On the high Texas plains, Guthrie and the shattered remnants of his family became indistinguishable from the other Dust Bowl refugees who now began to drift before the winds, the dust storms, and the general economic blight that had overspread the nation.
The young man, his father, and his uncle Jeff tried one thing after another—clerking, police work, prospecting—in attempts to sink roots deep enough to withstand this weather. They failed, and it might be said that Okemah was the last and only home Woody Guthrie ever had, miserable and tragic as it so often was. For the rest of his life he was a wanderer, by necessity and by vocational choice. For here in Texas Guthrie discovered his career as a hardtraveling troubador.

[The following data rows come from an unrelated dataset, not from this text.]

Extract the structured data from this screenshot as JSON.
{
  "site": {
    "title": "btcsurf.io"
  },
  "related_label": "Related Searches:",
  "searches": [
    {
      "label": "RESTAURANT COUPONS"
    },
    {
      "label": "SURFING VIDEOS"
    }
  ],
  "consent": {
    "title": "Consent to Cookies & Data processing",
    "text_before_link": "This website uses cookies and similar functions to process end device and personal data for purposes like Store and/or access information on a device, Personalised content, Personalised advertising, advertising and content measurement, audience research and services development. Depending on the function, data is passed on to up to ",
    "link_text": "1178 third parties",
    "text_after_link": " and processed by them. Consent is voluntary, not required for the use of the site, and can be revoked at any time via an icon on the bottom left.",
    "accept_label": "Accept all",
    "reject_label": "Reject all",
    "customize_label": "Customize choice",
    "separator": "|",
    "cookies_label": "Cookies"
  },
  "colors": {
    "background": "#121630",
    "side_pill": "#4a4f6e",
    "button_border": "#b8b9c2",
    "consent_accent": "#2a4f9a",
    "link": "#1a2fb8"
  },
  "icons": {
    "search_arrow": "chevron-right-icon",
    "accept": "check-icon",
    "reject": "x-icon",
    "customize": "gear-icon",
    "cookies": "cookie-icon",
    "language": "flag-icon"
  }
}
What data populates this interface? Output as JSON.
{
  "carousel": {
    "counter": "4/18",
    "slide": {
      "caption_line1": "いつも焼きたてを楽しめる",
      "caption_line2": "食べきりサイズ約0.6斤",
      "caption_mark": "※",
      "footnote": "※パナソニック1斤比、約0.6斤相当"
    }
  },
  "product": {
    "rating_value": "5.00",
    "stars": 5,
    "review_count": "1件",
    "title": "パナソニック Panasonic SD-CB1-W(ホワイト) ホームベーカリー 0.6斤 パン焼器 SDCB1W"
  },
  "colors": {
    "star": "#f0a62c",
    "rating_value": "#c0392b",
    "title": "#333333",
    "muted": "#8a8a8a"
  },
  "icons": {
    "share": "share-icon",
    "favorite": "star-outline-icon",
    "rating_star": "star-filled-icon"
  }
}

From his uncle he learned to play guitar, and together they began to play country dances, rodeos, and carnivals. They sang for a while on a tiny, low-watt radio station. But Guthrie was different from the other busking singers and players who answered the modest needs of these hardhit people. He was different because he saw in their straitened, often pathetic, lives, in these least little entertainments they could allow themselves, his own calling. It amounted to nothing less than a religious conviction that he was meant to sing these people’s story, to sing to them, and to follow them wherever they went. More than this, the young man sensed that in these people lay the paradoxical essence of this country: this vast land with its mute, geophysical promises of freedom, equality, and plenty, its historic commitment to these same, and the dispossessed workers who stumbled and drifted about over its surfaces in search of the fulfillment of these promises. Somehow, in a way that must always elude accurate description, the spirit of the land and the plight of the common people entered into Guthrie and consumed him. It made him restless, cantankerous, moody, impossible to live with. It also made him inexhaustibly generous of himself, and it gave an unimpeachable power and authenticity to his art.
Unlearned in any formal sense, Guthrie before attaining his majority had mastered his lands and times in a deep, intuitive way. During the great intellectual ferment a century before the Dust Bowl, Emerson and Thoreau had noted the critical national need for such knowledge of America and for voices that could sing it. In the prim environs of Concord these men had divined a hollowness of heart beneath the often hysterical pretensions to national greatness, a hollowness that bespoke the unrealized ideals of the land and its people. Both thought that only someone with the imaginative power to incorporate the national history and make it his own could successfully articulate the problem and in doing so remind Americans of what this country was truly meant to be. Thoreau had tried this in Walden . Emerson guessed it might have to be the work of some unknown folk singer whose roots were sunk in the common soil.
Spare and straight and with still a whisper of Puritanism about him, Emerson had a courageous and daring imagination. In “The Poet” he dared to imagine a singer so close to the primitive that his language would bud from the earth in natural images, a singer with heart and genitals as well as head and brain. The picture language of this singer would be a song of freedom, of the inviolable sanctity of the individual conscience, and of the divinity within. America was itself the greatest poem, as yet unsung because these promises were as yet unrealized.